━━━ Provided entries

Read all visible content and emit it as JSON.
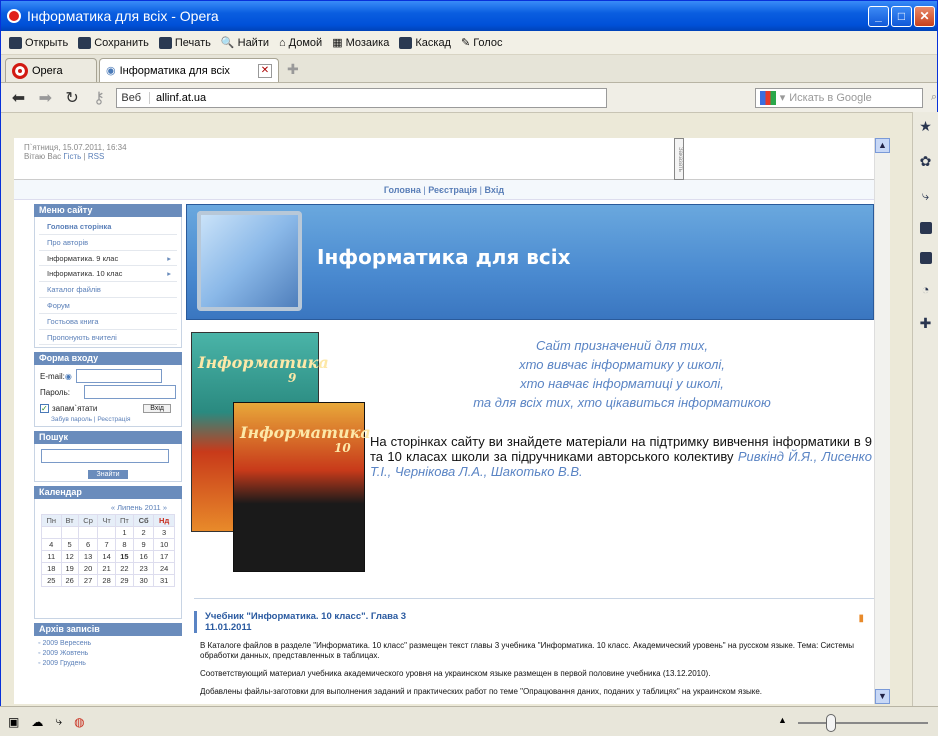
{
  "window": {
    "title": "Інформатика для всіх - Opera"
  },
  "menubar": {
    "items": [
      "Открыть",
      "Сохранить",
      "Печать",
      "Найти",
      "Домой",
      "Мозаика",
      "Каскад",
      "Голос"
    ]
  },
  "tabs": {
    "opera_label": "Opera",
    "page_label": "Інформатика для всіх"
  },
  "nav": {
    "web_label": "Веб",
    "url": "allinf.at.ua",
    "search_placeholder": "Искать в Google"
  },
  "site": {
    "date": "П`ятниця, 15.07.2011, 16:34",
    "greeting": "Вітаю Вас",
    "guest": "Гість",
    "rss": "RSS",
    "vertical_text": "Заказать",
    "topnav": {
      "home": "Головна",
      "register": "Реєстрація",
      "login": "Вхід"
    },
    "menu_title": "Меню сайту",
    "menu": [
      "Головна сторінка",
      "Про авторів",
      "Інформатика. 9 клас",
      "Інформатика. 10 клас",
      "Каталог файлів",
      "Форум",
      "Гостьова книга",
      "Пропонують вчителі"
    ],
    "login_title": "Форма входу",
    "email_label": "E-mail:",
    "password_label": "Пароль:",
    "remember_label": "запам`ятати",
    "login_button": "Вхід",
    "forgot": "Забув пароль",
    "register": "Реєстрація",
    "search_title": "Пошук",
    "search_button": "Знайти",
    "calendar_title": "Календар",
    "calendar_month": "Липень 2011",
    "calendar_days": [
      "Пн",
      "Вт",
      "Ср",
      "Чт",
      "Пт",
      "Сб",
      "Нд"
    ],
    "calendar_rows": [
      [
        "",
        "",
        "",
        "",
        "1",
        "2",
        "3"
      ],
      [
        "4",
        "5",
        "6",
        "7",
        "8",
        "9",
        "10"
      ],
      [
        "11",
        "12",
        "13",
        "14",
        "15",
        "16",
        "17"
      ],
      [
        "18",
        "19",
        "20",
        "21",
        "22",
        "23",
        "24"
      ],
      [
        "25",
        "26",
        "27",
        "28",
        "29",
        "30",
        "31"
      ]
    ],
    "archive_title": "Архів записів",
    "archive": [
      "2009 Вересень",
      "2009 Жовтень",
      "2009 Грудень"
    ],
    "banner_title": "Інформатика для всіх",
    "book1_title": "Інформатика",
    "book1_grade": "9",
    "book2_title": "Інформатика",
    "book2_grade": "10",
    "intro_lines": [
      "Сайт призначений для тих,",
      "хто вивчає інформатику у школі,",
      "хто навчає інформатиці у школі,",
      "та для всіх тих, хто цікавиться інформатикою"
    ],
    "intro_text": "На сторінках сайту ви знайдете матеріали на підтримку вивчення інформатики в 9 та 10 класах школи за підручниками авторського колективу",
    "authors": "Ривкінд Й.Я., Лисенко Т.І., Чернікова Л.А., Шакотько В.В.",
    "news_title": "Учебник \"Информатика. 10 класс\". Глава 3",
    "news_date": "11.01.2011",
    "news_p1": "В Каталоге файлов в разделе \"Информатика. 10 класс\" размещен текст главы 3 учебника \"Информатика. 10 класс. Академический уровень\" на русском языке. Тема: Системы обработки данных, представленных в таблицах.",
    "news_p2": "Соответствующий материал учебника академического уровня на украинском языке размещен в первой половине учебника (13.12.2010).",
    "news_p3": "Добавлены файлы-заготовки для выполнения заданий и практических работ по теме \"Опрацювання даних, поданих у таблицях\" на украинском языке."
  }
}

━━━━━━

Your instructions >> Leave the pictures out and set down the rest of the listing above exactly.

Result of the exercise >>
Read all visible content and emit it as JSON.
{
  "window": {
    "title": "Інформатика для всіх - Opera"
  },
  "menubar": {
    "items": [
      "Открыть",
      "Сохранить",
      "Печать",
      "Найти",
      "Домой",
      "Мозаика",
      "Каскад",
      "Голос"
    ]
  },
  "tabs": {
    "opera_label": "Opera",
    "page_label": "Інформатика для всіх"
  },
  "nav": {
    "web_label": "Веб",
    "url": "allinf.at.ua",
    "search_placeholder": "Искать в Google"
  },
  "site": {
    "date": "П`ятниця, 15.07.2011, 16:34",
    "greeting": "Вітаю Вас",
    "guest": "Гість",
    "rss": "RSS",
    "vertical_text": "Заказать",
    "topnav": {
      "home": "Головна",
      "register": "Реєстрація",
      "login": "Вхід"
    },
    "menu_title": "Меню сайту",
    "menu": [
      "Головна сторінка",
      "Про авторів",
      "Інформатика. 9 клас",
      "Інформатика. 10 клас",
      "Каталог файлів",
      "Форум",
      "Гостьова книга",
      "Пропонують вчителі"
    ],
    "login_title": "Форма входу",
    "email_label": "E-mail:",
    "password_label": "Пароль:",
    "remember_label": "запам`ятати",
    "login_button": "Вхід",
    "forgot": "Забув пароль",
    "register": "Реєстрація",
    "search_title": "Пошук",
    "search_button": "Знайти",
    "calendar_title": "Календар",
    "calendar_month": "Липень 2011",
    "calendar_days": [
      "Пн",
      "Вт",
      "Ср",
      "Чт",
      "Пт",
      "Сб",
      "Нд"
    ],
    "calendar_rows": [
      [
        "",
        "",
        "",
        "",
        "1",
        "2",
        "3"
      ],
      [
        "4",
        "5",
        "6",
        "7",
        "8",
        "9",
        "10"
      ],
      [
        "11",
        "12",
        "13",
        "14",
        "15",
        "16",
        "17"
      ],
      [
        "18",
        "19",
        "20",
        "21",
        "22",
        "23",
        "24"
      ],
      [
        "25",
        "26",
        "27",
        "28",
        "29",
        "30",
        "31"
      ]
    ],
    "archive_title": "Архів записів",
    "archive": [
      "2009 Вересень",
      "2009 Жовтень",
      "2009 Грудень"
    ],
    "banner_title": "Інформатика для всіх",
    "book1_title": "Інформатика",
    "book1_grade": "9",
    "book2_title": "Інформатика",
    "book2_grade": "10",
    "intro_lines": [
      "Сайт призначений для тих,",
      "хто вивчає інформатику у школі,",
      "хто навчає інформатиці у школі,",
      "та для всіх тих, хто цікавиться інформатикою"
    ],
    "intro_text": "На сторінках сайту ви знайдете матеріали на підтримку вивчення інформатики в 9 та 10 класах школи за підручниками авторського колективу",
    "authors": "Ривкінд Й.Я., Лисенко Т.І., Чернікова Л.А., Шакотько В.В.",
    "news_title": "Учебник \"Информатика. 10 класс\". Глава 3",
    "news_date": "11.01.2011",
    "news_p1": "В Каталоге файлов в разделе \"Информатика. 10 класс\" размещен текст главы 3 учебника \"Информатика. 10 класс. Академический уровень\" на русском языке. Тема: Системы обработки данных, представленных в таблицах.",
    "news_p2": "Соответствующий материал учебника академического уровня на украинском языке размещен в первой половине учебника (13.12.2010).",
    "news_p3": "Добавлены файлы-заготовки для выполнения заданий и практических работ по теме \"Опрацювання даних, поданих у таблицях\" на украинском языке."
  }
}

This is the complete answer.